However, it never looked liked David Wagner's men would make it three as Mauricio Pochettino's Spurs eased to a routine victory.
South Korean Son opened the scoring in the 27th minute after a pass from Dele Alli freed the forward to race clear and round Jonas Lossl before finishing low just inside the far-right post.
And then in the 54th minute the result was confirmed when Harry Kane whipped a sumptuous cross that Son ran onto to meet with a well-timed header at the back post.
Have a look below at some of the best lines from across the media on the Wembley Stadium encounter...
Spurs found the perfect opponents to help them prepare for the Champions League visit of Juventus next week. Please don’t misunderstand that. It is not meant to convey the impression that Huddersfield resemble Juventus too closely in any way. They do not play a similar style or pose a similar threat. They are, sadly for Huddersfield, hardly doppelgangers.
It is just David Wagner’s relegation-threatened side did very little to extend Tottenham before the biggest match of their season at Wembley on Wednesday. This was the kind of football-as-siege type of game that we have seen so often in matches between sides at opposite ends of the table this season. The phrase ‘routine victory’ was made for it.
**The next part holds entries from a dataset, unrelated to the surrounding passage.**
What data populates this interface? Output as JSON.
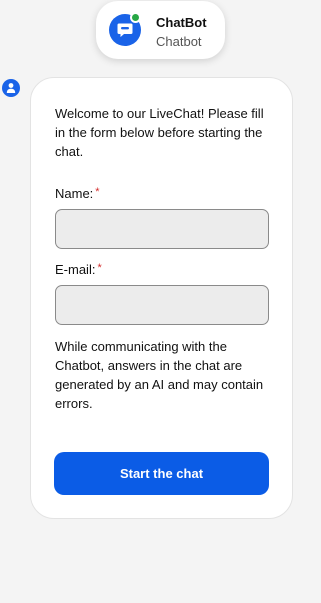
{
  "header": {
    "bot_name": "ChatBot",
    "bot_subtitle": "Chatbot",
    "avatar_icon": "chat-bubble-icon",
    "status": "online",
    "status_color": "#27a745"
  },
  "user": {
    "avatar_icon": "user-icon"
  },
  "form": {
    "intro": "Welcome to our LiveChat! Please fill in the form below before starting the chat.",
    "name_label": "Name:",
    "name_required_mark": "*",
    "name_value": "",
    "email_label": "E-mail:",
    "email_required_mark": "*",
    "email_value": "",
    "disclaimer": "While communicating with the Chatbot, answers in the chat are generated by an AI and may contain errors.",
    "submit_label": "Start the chat"
  },
  "colors": {
    "accent": "#0b5ce6",
    "required": "#d42d2d"
  }
}
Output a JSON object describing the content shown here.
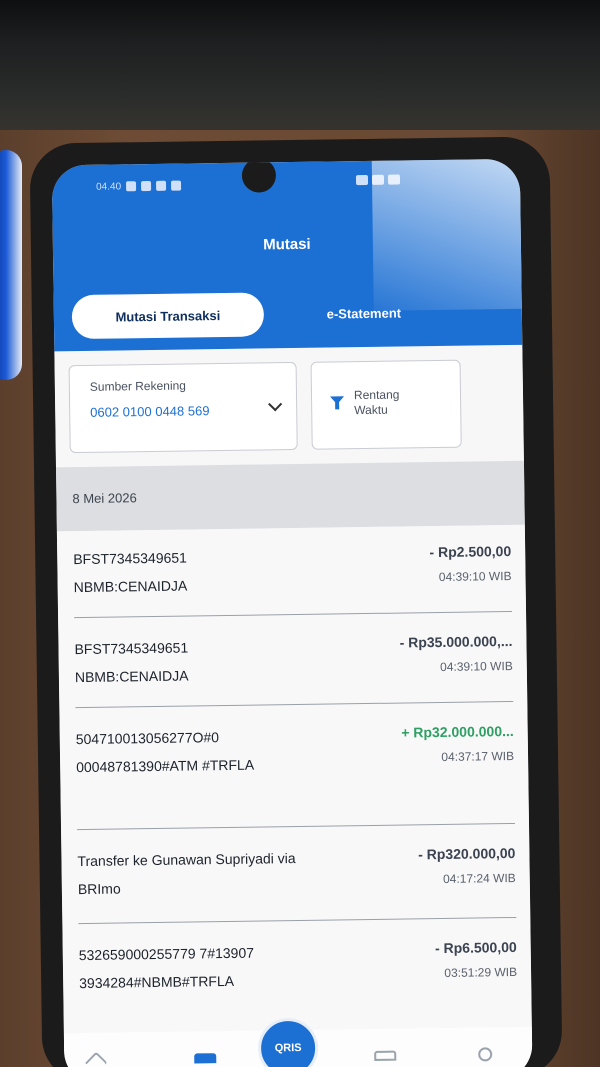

The only surprise, really, was that Harry Kane did not score and join Alan Shearer and Thierry Henry as the only players in Premier League history to have scored 25 league goals in three consecutive seasons. That landmark can wait. It will come soon enough. As soon as the match was over, Spurs boss Mauricio Pochettino turned his thoughts to the second leg tie with Juventus.
It was hard not to imagine what Wembley will be like on Wednesday evening for one of the most pivotal games of the Mauricio Pochettino era while in the meantime, Tottenham Hotspur picked off their Premier League opposition with assurance of a side who knew bigger challenges lie ahead.
Their Champions League second leg round of 16 tie against Juventus next week is the test that you feel could define Pochettino’s season – at a stadium they have not lost in since August against a club that has made two of the last three finals in the competition.
By the end of this game against Huddersfield, Pochettino was able to substitute his goalscorer, Heung-min Son, yet another one of his match-winners who have taken the club into Europe’s elite.
Huddersfield have two critical home games coming up against Swansea City and Crystal Palace and Wagner suggested that their minds had always been on them first. At the end of the game the margin from Everton in 10th to Stoke City in 19th was just seven points and, three points clear of the relegation zone, Huddersfield may well survive.
A goal from Son Heung-min in each half was the bare minimum the hosts deserved from their 17th consecutive match unbeaten. It was not a lead they ever looked like giving up either, even at 1-0, as attacking prowess was matched by defensive power.
Huddersfield, for their part, were far too meek, clearly struggling to believe they could get anything from the game. Such an assumption was probably correct but it does not reflect well on David Wagner’s men. Their submission was certainly a compliment to Tottenham, however, and shows that Wembley is no longer an advantage for away teams.
The objective for Tottenham on Saturday was simple enough: to keep their Premier League campaign pointing towards a top-four finish and not to let their eyes drift towards the radiant glow of next Wednesday's Champions League's tie with Juventus. No muscle tweaks, no sloppiness, no complacency.
David Wagner's Huddersfield are having a contradictory season. On the one hand, the league table shows this season to have been a success. They were an unlikely playoff champion in 2017 and this year has seen them tussle admirably in a much higher weight class. They've quite rightly earned plenty of goodwill, not least for upending Manchester United and, more recently, a superb win against West Bromwich Albion. The bottom-half is congested enough to create a false sense of security, but they arrived at Wembley with their head well above water.
From another perspective, though, they've often been seen for what they are at this level: losing games with minimal fuss and, occasionally, with an all to meek approach. Conveniently, none of their results better exemplify that than the reverse of this fixture. Back in September Spurs cantered to a 4-0 win, playing expressive and penetrative football, but never having to leave second gear to do so.
To give Huddersfield their due, they weren't entirely passive. Shortly before Son made the game safe, Tom Ince drew a fine parry from Hugo Lloris and, a couple of times, a better touch at certain moments might have led to further opportunies. Nevertheless, there was never the slightest suggestion that they would leave Wembley with anything tangible.
This was a dominant performance in which Spurs played expansive, fast, fluent football from beginning to end. The front four of Son Heung-min, Dele Alli, Christian Eriksen and Harry Kane showed all their usual trust and understanding of each other’s games and, with a bit more luck in the box, Spurs would have scored five or six.
What made it even easier for Tottenham was that Huddersfield did not just want to park the bus and make things difficult for Spurs. They tried to press and play high up the pitch, which was admirable enough but when Alli and Kane both nearly scored in the first few minutes it should have been clear they were taking a big risk.